“I think the comments that we are hearing from the community are well founded, they are well-based, they are true, and I feel no different,” Gill said.
He noted the 100 police officers hired by the city last year – 93 of which have arrived – is an unprecedented investment in policing.
Despite the huge police presence, many residents say they are afraid to leave their homes in Newton because of the frequent gunfire in their neighborhood.
At a Friday press conference, prior to the weekend shootings, police announced there had been 28 confirmed gunfire incidents as of April 1. Out of the 28 shooting incidents, there had been three arrests.
Then on Saturday (April 2) at 7:54 p.m., Surrey RCMP responded to a call of shots fired at 122 Street and 92 Avenue.
When they arrived, they found evidence of gunfire and a man suffering from serious, but not life-threatening, injuries.
On Sunday (April 3) at 5:45 p.m., police received several calls of shots fired at 88 Avenue and 132 Street.
The investigation revealed it was gunfire between cars at a red light. No injuries were reported.
On Monday (April 4) at 1:55 p.m., a black BMW was fired upon, injuring the driver at 140A Street and 86A Avenue.
The BMW had six or seven bullet holes in it and shattered windows on the driver’s and passenger’s side front of the vehicle.
The BMW came to a stop across the street from where it was originally shot.
The shootings this year occurred primarily in March in the Newton and Whalley neighbourhoods.
Police do not believe the shootings are related to the spate of gunfire incidents last year, but they do think it is connected to a dial-a-dope operation where people phone dealers for their drugs.
“The majority of this year’s incidents continue to involve those associated with the illegal drug trade,” Surrey RCMP Supt. Manny Mann said Friday.
At least five of the shootings this year are connected to two groups fighting over drug turf. Mann said it’s a “low-level” drug trade, not associated with any drug “organization.”
As part of their crackdown on the drug trade, Surrey RCMP held a press gathering Friday to display one of their biggest drug busts in recent history – more than $4.5 million in drugs seized from a vehicle.
As a result of that seizure, Pardip Hayer, 30, is facing four drug-related charges.
“It was an ongoing investigation strategy on our part, that we pulled this individual over,” said RCMP Supt. Shawn Gill, adding the drugs were from another country.
The size of the seizure of drugs has police thinking it could have come from gang-level activity.
“We would be remiss to not examine the potential for links to organized crime,” said Supt. Gill.
Coun. Gill said the city is doing what it can to bring an end to the gratuitous violence. In addition to the 100 police officers, he notes the city has hired Terry Waterhouse as director of public safety.

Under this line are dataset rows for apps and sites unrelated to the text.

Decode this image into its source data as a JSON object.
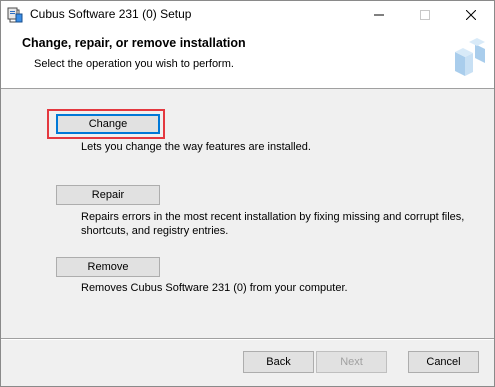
{
  "window": {
    "title": "Cubus Software 231 (0) Setup",
    "icon": "installer-icon",
    "controls": {
      "minimize": "minimize-icon",
      "maximize": "maximize-icon",
      "close": "close-icon"
    }
  },
  "header": {
    "title": "Change, repair, or remove installation",
    "subtitle": "Select the operation you wish to perform.",
    "logo": "setup-banner-icon"
  },
  "options": [
    {
      "label": "Change",
      "description": "Lets you change the way features are installed."
    },
    {
      "label": "Repair",
      "description": "Repairs errors in the most recent installation by fixing missing and corrupt files, shortcuts, and registry entries."
    },
    {
      "label": "Remove",
      "description": "Removes Cubus Software 231 (0) from your computer."
    }
  ],
  "footer": {
    "back_label": "Back",
    "next_label": "Next",
    "cancel_label": "Cancel"
  },
  "colors": {
    "highlight": "#e4383f",
    "focus": "#0078d7",
    "logo_blue": "#a9cdec"
  }
}
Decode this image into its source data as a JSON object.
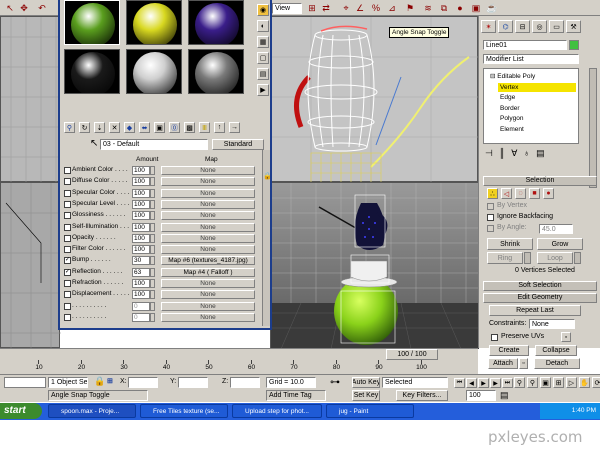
{
  "toolbar": {
    "view_label": "View",
    "snap_tooltip": "Angle Snap Toggle"
  },
  "material_editor": {
    "material_name": "03 - Default",
    "type_button": "Standard",
    "columns": {
      "amount": "Amount",
      "map": "Map"
    },
    "maps": [
      {
        "name": "Ambient Color",
        "checked": false,
        "amount": "100",
        "map": "None"
      },
      {
        "name": "Diffuse Color",
        "checked": false,
        "amount": "100",
        "map": "None"
      },
      {
        "name": "Specular Color",
        "checked": false,
        "amount": "100",
        "map": "None"
      },
      {
        "name": "Specular Level",
        "checked": false,
        "amount": "100",
        "map": "None"
      },
      {
        "name": "Glossiness",
        "checked": false,
        "amount": "100",
        "map": "None"
      },
      {
        "name": "Self-Illumination",
        "checked": false,
        "amount": "100",
        "map": "None"
      },
      {
        "name": "Opacity",
        "checked": false,
        "amount": "100",
        "map": "None"
      },
      {
        "name": "Filter Color",
        "checked": false,
        "amount": "100",
        "map": "None"
      },
      {
        "name": "Bump",
        "checked": true,
        "amount": "30",
        "map": "Map #6 (textures_4187.jpg)"
      },
      {
        "name": "Reflection",
        "checked": true,
        "amount": "63",
        "map": "Map #4  ( Falloff )"
      },
      {
        "name": "Refraction",
        "checked": false,
        "amount": "100",
        "map": "None"
      },
      {
        "name": "Displacement",
        "checked": false,
        "amount": "100",
        "map": "None"
      },
      {
        "name": "",
        "checked": false,
        "amount": "0",
        "map": "None"
      },
      {
        "name": "",
        "checked": false,
        "amount": "0",
        "map": "None"
      }
    ],
    "sample_spheres": [
      "#5a9e1e",
      "#d8d820",
      "#3a1e8a",
      "#1a1a1a",
      "#cfcfcf",
      "#7a7a7a"
    ]
  },
  "command_panel": {
    "object_name": "Line01",
    "modifier_list": "Modifier List",
    "stack": [
      {
        "label": "Editable Poly",
        "selected": false,
        "indent": false
      },
      {
        "label": "Vertex",
        "selected": true,
        "indent": true
      },
      {
        "label": "Edge",
        "selected": false,
        "indent": true
      },
      {
        "label": "Border",
        "selected": false,
        "indent": true
      },
      {
        "label": "Polygon",
        "selected": false,
        "indent": true
      },
      {
        "label": "Element",
        "selected": false,
        "indent": true
      }
    ],
    "selection": {
      "title": "Selection",
      "by_vertex": "By Vertex",
      "ignore_backfacing": "Ignore Backfacing",
      "by_angle": "By Angle:",
      "angle_value": "45.0",
      "shrink": "Shrink",
      "grow": "Grow",
      "ring": "Ring",
      "loop": "Loop",
      "status": "0 Vertices Selected"
    },
    "soft_selection": "Soft Selection",
    "edit_geometry": {
      "title": "Edit Geometry",
      "repeat_last": "Repeat Last",
      "constraints_label": "Constraints:",
      "constraints_value": "None",
      "preserve_uvs": "Preserve UVs",
      "create": "Create",
      "collapse": "Collapse",
      "attach": "Attach",
      "detach": "Detach"
    }
  },
  "timeline": {
    "frame": "100 / 100",
    "ticks": [
      "10",
      "20",
      "30",
      "40",
      "50",
      "60",
      "70",
      "80",
      "90",
      "100"
    ]
  },
  "status": {
    "selected": "1 Object Sele",
    "x_label": "X:",
    "y_label": "Y:",
    "z_label": "Z:",
    "grid": "Grid = 10.0",
    "auto_key": "Auto Key",
    "auto_key_value": "Selected",
    "set_key": "Set Key",
    "key_filters": "Key Filters...",
    "frame_value": "100",
    "prompt": "Angle Snap Toggle",
    "add_time_tag": "Add Time Tag"
  },
  "taskbar": {
    "start": "start",
    "tasks": [
      "spoon.max - Proje...",
      "Free Tiles texture (se...",
      "Upload step for phot...",
      "jug - Paint"
    ],
    "clock": "1:40 PM"
  },
  "watermark": "pxleyes.com"
}
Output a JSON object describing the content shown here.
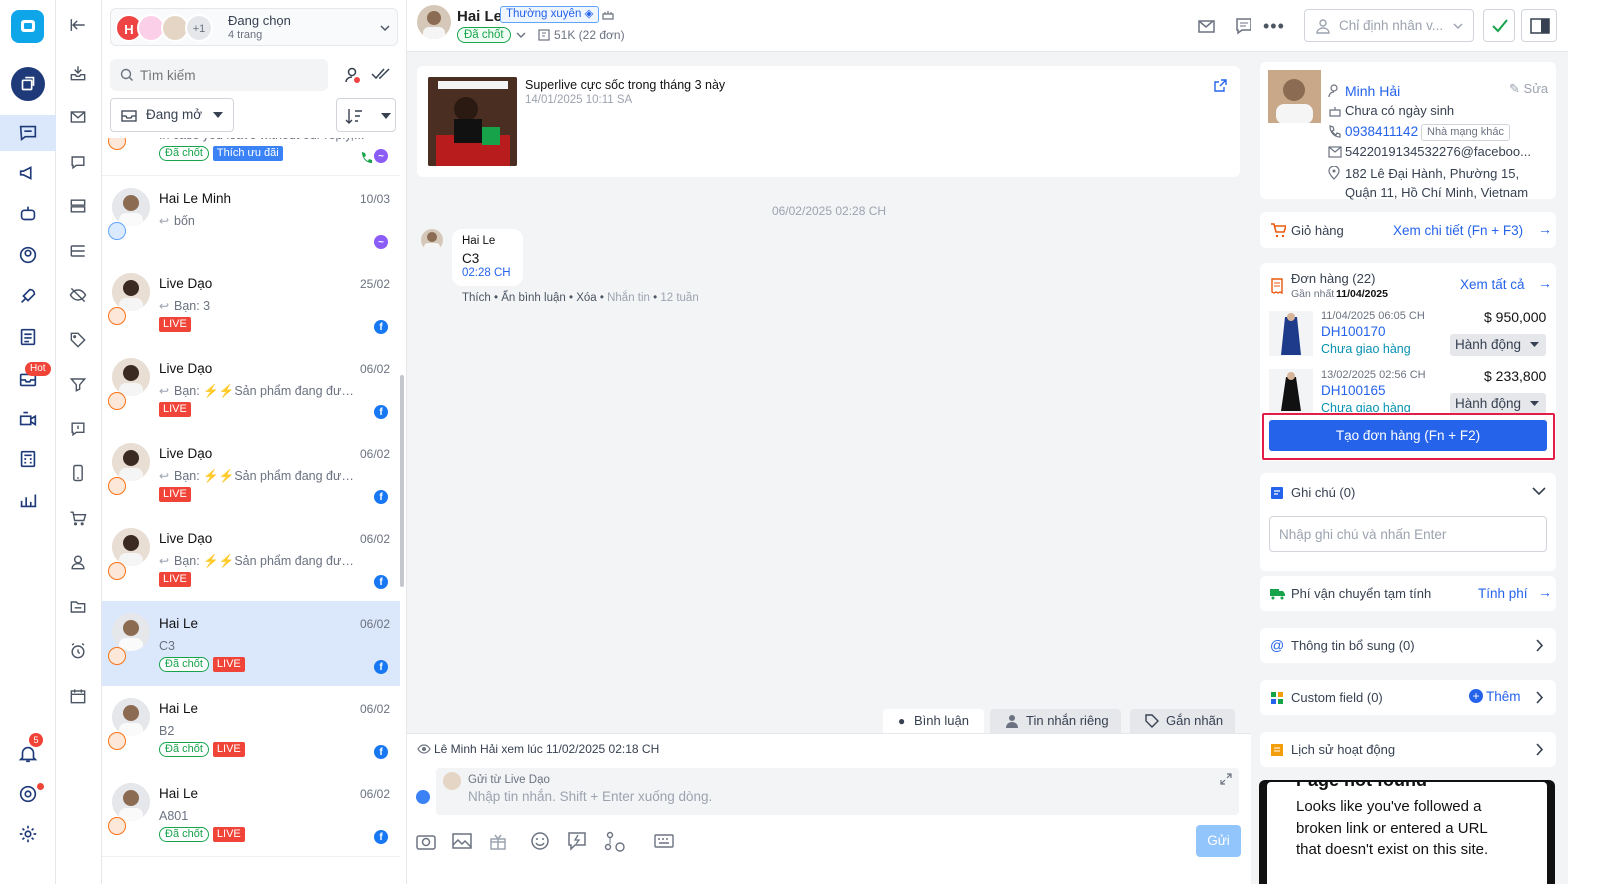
{
  "rail": {
    "inbox_badge": "Hot",
    "notif_count": "5"
  },
  "page_selector": {
    "label": "Đang chọn",
    "count": "4 trang",
    "extra": "+1",
    "initial": "H"
  },
  "search": {
    "placeholder": "Tìm kiếm"
  },
  "filter": {
    "status": "Đang mở"
  },
  "conversations": [
    {
      "name": "",
      "date": "",
      "msg": "In case you leave without our reply,...",
      "tags": [
        "Đã chốt",
        "Thích ưu đãi"
      ]
    },
    {
      "name": "Hai Le Minh",
      "date": "10/03",
      "msg": "bốn",
      "tags": []
    },
    {
      "name": "Live Dạo",
      "date": "25/02",
      "msg": "Bạn: 3",
      "tags": [
        "LIVE"
      ]
    },
    {
      "name": "Live Dạo",
      "date": "06/02",
      "msg": "Bạn: ⚡⚡Sản phẩm đang được đề...",
      "tags": [
        "LIVE"
      ]
    },
    {
      "name": "Live Dạo",
      "date": "06/02",
      "msg": "Bạn: ⚡⚡Sản phẩm đang được đề...",
      "tags": [
        "LIVE"
      ]
    },
    {
      "name": "Live Dạo",
      "date": "06/02",
      "msg": "Bạn: ⚡⚡Sản phẩm đang được đề...",
      "tags": [
        "LIVE"
      ]
    },
    {
      "name": "Hai Le",
      "date": "06/02",
      "msg": "C3",
      "tags": [
        "Đã chốt",
        "LIVE"
      ]
    },
    {
      "name": "Hai Le",
      "date": "06/02",
      "msg": "B2",
      "tags": [
        "Đã chốt",
        "LIVE"
      ]
    },
    {
      "name": "Hai Le",
      "date": "06/02",
      "msg": "A801",
      "tags": [
        "Đã chốt",
        "LIVE"
      ]
    }
  ],
  "header": {
    "name": "Hai Le",
    "badge": "Thường xuyên",
    "status": "Đã chốt",
    "stats": "51K (22 đơn)",
    "assign_placeholder": "Chỉ định nhân v..."
  },
  "post": {
    "title": "Superlive cực sốc trong tháng 3 này",
    "time": "14/01/2025 10:11 SA"
  },
  "chat": {
    "date_sep": "06/02/2025 02:28 CH",
    "sender": "Hai Le",
    "text": "C3",
    "time": "02:28 CH",
    "actions": [
      "Thích",
      "Ẩn bình luận",
      "Xóa",
      "Nhắn tin",
      "12 tuần"
    ]
  },
  "reply_tabs": [
    "Bình luận",
    "Tin nhắn riêng",
    "Gắn nhãn"
  ],
  "seen": "Lê Minh Hải xem lúc 11/02/2025 02:18 CH",
  "composer": {
    "from": "Gửi từ Live Dạo",
    "placeholder": "Nhập tin nhắn. Shift + Enter xuống dòng.",
    "send": "Gửi"
  },
  "customer": {
    "name": "Minh Hải",
    "edit": "Sửa",
    "birthday": "Chưa có ngày sinh",
    "phone": "0938411142",
    "carrier": "Nhà mạng khác",
    "email": "5422019134532276@faceboo...",
    "address": "182 Lê Đại Hành, Phường 15, Quận 11, Hồ Chí Minh, Vietnam"
  },
  "cart": {
    "label": "Giỏ hàng",
    "link": "Xem chi tiết (Fn + F3)"
  },
  "orders": {
    "title": "Đơn hàng (22)",
    "latest_label": "Gần nhất",
    "latest_date": "11/04/2025",
    "view_all": "Xem tất cả",
    "create": "Tạo đơn hàng (Fn + F2)",
    "items": [
      {
        "time": "11/04/2025 06:05 CH",
        "code": "DH100170",
        "status": "Chưa giao hàng",
        "amount": "$ 950,000",
        "action": "Hành động"
      },
      {
        "time": "13/02/2025 02:56 CH",
        "code": "DH100165",
        "status": "Chưa giao hàng",
        "amount": "$ 233,800",
        "action": "Hành động"
      }
    ]
  },
  "notes": {
    "title": "Ghi chú (0)",
    "placeholder": "Nhập ghi chú và nhấn Enter"
  },
  "shipping": {
    "label": "Phí vận chuyển tạm tính",
    "link": "Tính phí"
  },
  "extra_info": {
    "label": "Thông tin bổ sung (0)"
  },
  "custom_field": {
    "label": "Custom field (0)",
    "add": "Thêm"
  },
  "history": {
    "label": "Lịch sử hoạt động"
  },
  "notfound": {
    "title": "Page not found",
    "text": "Looks like you've followed a broken link or entered a URL that doesn't exist on this site."
  },
  "colors": {
    "primary": "#2563eb",
    "accent_red": "#f04438",
    "green": "#16a34a"
  }
}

Coun. Gill said he wishes the city had hired Waterhouse sooner so that some of the benefits of his plans would be bearing fruit by now.
Waterhouse, he said, is embarking on an extensive community engagement process, to bridge the disconnect between law enforcement and families.
That will be critical, he said, because one of the main reasons the gunplay hasn’t been stopped is because witnesses and families are reluctant to come forward.
“The bottom line is we are having a drug and gang-related problem,” Coun. Gill said, adding parents need to become more involved in working with the police rather than dissuading their kids from coming forward.
Coun. Dave Woods, formerly a police officer of 40 years, agreed with Gill’s assessment.
He also said the problem has to be attacked from a supply side, getting drug addicts the help they need in a meaningful and timely way.
“There is a huge demand, and the fact is, how do you address that?” Woods asked. “It has to be addressed from a health perspective.”
Mayor Linda Hepner was in meetings on Monday and could not be reached before The Leader’s press deadline.